sOccket: Power Through Play

Posted on October 8, 2010  Comments (3)

In a fun example of appropriate technology and innovation 4 college students have created a football (soccer ball) that is charged as you play with it. The ball uses an inductive coil mechanism to generate energy, thanks in part to a novel Engineering Sciences course, Idea Translation. They are beta testing the ball in Africa: the current prototypes can provide light 3 hours of LED light after less than 10 minutes of play. Jessica Matthews ’10, Jessica Lin ’09, Hemali Thakkara ’11 and Julia Silverman ’10 (see photo) created the eco-friendly ball when they all were undergraduates at Harvard College.

photo of sOccket creators: Jessica Matthews, Jessica Lin, Hemali Thakkara and Julia Silverman

sOccket creators: Jessica Matthews, Jessica Lin, Hemali Thakkara and Julia Silverman

They received funding from: Harvard Institute for Global Health and the Clinton Global Initiative University. The

sOccket won the Popular Mechanics Breakthrough Award, which recognizes the innovators and products poised to change the world. A future model could be used to charge a cell phone.

From Take part: approximately 1.5 billion people worldwide use kerosene to light their homes. “Not only is kerosene expensive, but its flames are dangerous and the smoke poses serious health risks,” says Lin. Respiratory infections account for the largest percentage of childhood deaths in developing nations—more than AIDS and malaria.

Related: High school team presenting a project they completed to create a solution to provide clean waterWater Pump Merry-go-RoundEngineering a Better World: Bike Corn-ShellerGreen Technology Innovation by College Engineering Students

Watch a June 2010 interview on the ball:

3 Responses to “sOccket: Power Through Play”

  1. mikem
    October 30th, 2010 @ 12:39 pm
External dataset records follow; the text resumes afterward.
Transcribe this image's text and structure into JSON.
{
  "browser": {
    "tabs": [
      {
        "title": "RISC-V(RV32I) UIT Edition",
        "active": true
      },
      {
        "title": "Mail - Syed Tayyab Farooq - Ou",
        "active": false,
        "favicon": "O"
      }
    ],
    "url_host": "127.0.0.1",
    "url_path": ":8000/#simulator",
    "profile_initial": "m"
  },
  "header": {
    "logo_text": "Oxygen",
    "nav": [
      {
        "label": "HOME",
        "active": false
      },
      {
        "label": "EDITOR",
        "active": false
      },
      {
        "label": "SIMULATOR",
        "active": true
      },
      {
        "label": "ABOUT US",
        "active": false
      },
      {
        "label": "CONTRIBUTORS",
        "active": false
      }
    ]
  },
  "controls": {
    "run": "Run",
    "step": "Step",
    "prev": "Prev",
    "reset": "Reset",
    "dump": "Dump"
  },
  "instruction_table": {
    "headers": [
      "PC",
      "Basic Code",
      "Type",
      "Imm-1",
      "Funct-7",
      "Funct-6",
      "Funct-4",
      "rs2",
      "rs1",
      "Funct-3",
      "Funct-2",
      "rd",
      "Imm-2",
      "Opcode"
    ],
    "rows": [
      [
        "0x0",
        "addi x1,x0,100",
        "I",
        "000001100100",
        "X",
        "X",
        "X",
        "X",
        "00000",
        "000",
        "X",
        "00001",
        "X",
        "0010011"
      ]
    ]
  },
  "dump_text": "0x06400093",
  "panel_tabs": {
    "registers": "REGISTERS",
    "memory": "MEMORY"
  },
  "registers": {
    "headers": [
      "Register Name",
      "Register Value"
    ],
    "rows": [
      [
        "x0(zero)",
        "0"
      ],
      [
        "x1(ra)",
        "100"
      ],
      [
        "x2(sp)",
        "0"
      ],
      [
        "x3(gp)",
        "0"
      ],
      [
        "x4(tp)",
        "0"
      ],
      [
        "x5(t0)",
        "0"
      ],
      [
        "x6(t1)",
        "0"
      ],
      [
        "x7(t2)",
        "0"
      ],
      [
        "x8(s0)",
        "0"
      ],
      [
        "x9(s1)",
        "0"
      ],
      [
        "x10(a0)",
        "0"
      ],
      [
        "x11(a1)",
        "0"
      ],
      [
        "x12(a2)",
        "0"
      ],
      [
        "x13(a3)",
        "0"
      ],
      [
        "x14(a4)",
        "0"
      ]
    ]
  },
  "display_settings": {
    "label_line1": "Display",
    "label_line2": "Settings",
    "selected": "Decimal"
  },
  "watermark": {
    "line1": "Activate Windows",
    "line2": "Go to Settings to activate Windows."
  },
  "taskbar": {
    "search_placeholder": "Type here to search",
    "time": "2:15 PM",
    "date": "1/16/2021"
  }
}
    Ultimately, you would need to consider the energy used to manufacture the product minus energy harnessed as a byproduct of using the product over the lifetime of the product, plus the energy required to safely dispose of or recycle the product, compared to the same costs for a normal soccer ball, to know if this is eco-friendly and appropriate technology.

    I am skepitcal that this product would be viable without government or private subsidy. Great publicity stunt, though.

  2. Jay
    June 16th, 2011 @ 6:33 pm

    Please ignore the sourgrapes response of Mikern below. This is a wonderfully innovative idea. I wonder if the same concept could be used in factories to convert used energy in a manufacturing plant, for example, to stored energy to then power the plant or at least turn on the lights or provide warmth or turn on a fan.

  3. Footballs Providing Light to Those Without Electricity at Home » Curious Cat Science and Engineering Blog
    January 15th, 2012 @ 2:05 am

    […] is an update on our previous post: sOccket: Power Through Play. This year, Soccket, 3,000 balls are scheduled to be put into use around the world. The college […]

Leave a Reply